April 6, 2017
Editor’s note: This post first appeared on the 23andMe main blog.
The U.S. Food and Drug Administration granted 23andMe authorization to offer 10 genetic health risk reports including late-onset Alzheimer’s disease, Parkinson’s disease, celiac disease and a condition associated with harmful blood clots.
For several years, 23andMe has worked on demonstrating that its reports are easy to understand and analytically valid in order to meet FDA requirements. The decision this week provides a clear pathway for submitting additional genetic health risk reports for the FDA’s consideration.
“The FDA has embraced innovation and has empowered people by authorizing direct access to this information,” said 23andMe co-founder and CEO Anne Wojcicki. “It is a significant step forward for 23andMe and for the adoption of personal genetics.”
|Authorized Genetic Health Risk Reports
Alpha-1 Antitrypsin Deficiency (AATD)
Early-Onset Primary Dystonia (DYT1/TOR1A-Related)
Factor XI Deficiency
Late-Onset Alzheimer’s Disease
The decision on these reports came through the FDA’s de novo classification process. This is a regulatory pathway for first-of-its-kind medical devices that the FDA considers low to moderate risk, but have special controls to ensure safety, effectiveness and accuracy. For this authorization, 23andMe conducted extensive validation studies for accuracy and user comprehension that met FDA standards.
23andMe is now the only company authorized by the FDA to provide personal genetic health risk reports without a prescription. These reports provide individuals with information about genetic variants that could increase their personal risk for certain diseases.
The company will release its first set of new genetic health risk reports including late-onset Alzheimer’s disease, Parkinson’s disease, hereditary thrombophilia, alpha-1 antitrypsin deficiency, and a new carrier status report for Gaucher’s disease in April, with additional reports to follow.
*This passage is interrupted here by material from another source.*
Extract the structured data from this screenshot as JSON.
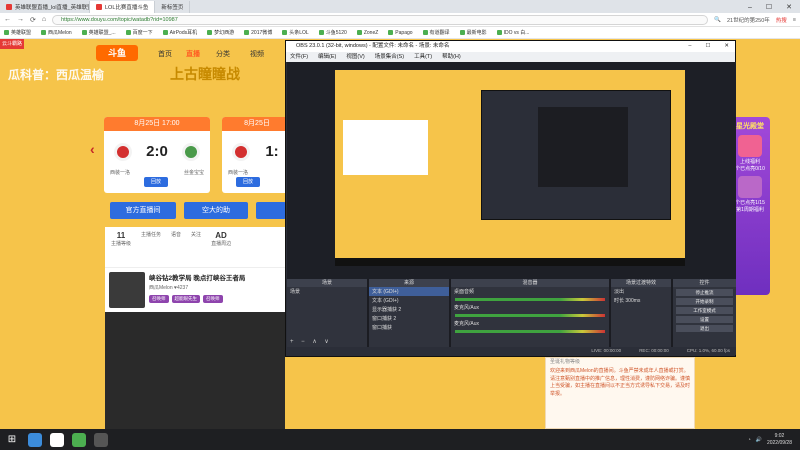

New 23andMe Health + Ancestry customers in the U.S. will have access to these reports. Current 23andMe customers will be notified directly on their eligibility for receiving the new genetic health risk reports.
In addition to the authorization, the FDA indicated it will create something called a “Class II exemption” for 23andMe’s substantially equivalent reports. This opens a pathway for 23andMe to release additional genetic health risk reports that meet this “substantially equivalent” designation.
Prior to this most recent authorization, the FDA authorized 23andMe in February of 2015 to market the first direct-to-consumer genetic test for Bloom Syndrome under the de novo pathway. This in turn enabled the company to bring back more than 35 carrier status reports which identify inherited recessive variants.
Genetic health risk reports, by contrast, convey personal health risk, necessitating a separate FDA review classification pathway. In its decision this week, the FDA specifically authorized 23andMe to market genetic health risk reports through the de novo classification pathway including: alpha-1 antitrypsin deficiency (AATD), celiac disease, G6PD deficiency, hereditary thrombophilia which is associated with blood clotting, early-onset primary dystonia, hereditary hemochromatosis, which is associated with iron overload in the blood, among other reports.
Answers to some of your questions:
Does this mean 23andMe will bring back all the health reports they previously offered to customers?
We will continue to work with the FDA to offer additional genetic health risk reports to our customers — we can’t speculate on specific new reports or the timing of those reports.
What is a ‘genetic health risk’ report?
A genetic health risk report offers customers the opportunity to see whether they have genetic variants that affect their chances of developing certain health conditions. Some variants can add to a person’s risk, some can lower their risk and others have no effect. Not everyone with a risk variant will develop the health condition and not having a genetic variant does not eliminate the risk of the health condition.
What does it mean to be granted a de novo authorization?
The Food and Drug Administration Modernization Act of 1997 (FDAMA) added the de novo classification option, which provides an alternate pathway to classify novel devices of low to moderate risk. The de novo process is used by the FDA to grant marketing authorization for devices that are new and unlike any other on the market. In addition de novo marketing authorization means that 23andMe met the FDA’s premarket requirements to demonstrate the following: accuracy, validity and user comprehension.
When will you be getting clearance for the other health reports?
We do not know, but we will continue to work in close collaboration with the FDA, on additional submissions for other genetic health risk reports.
Will this speed up the process for authorization of other reports?
23andMe has now established a regulatory pathway with FDA and designed and validated its products to meet those standards.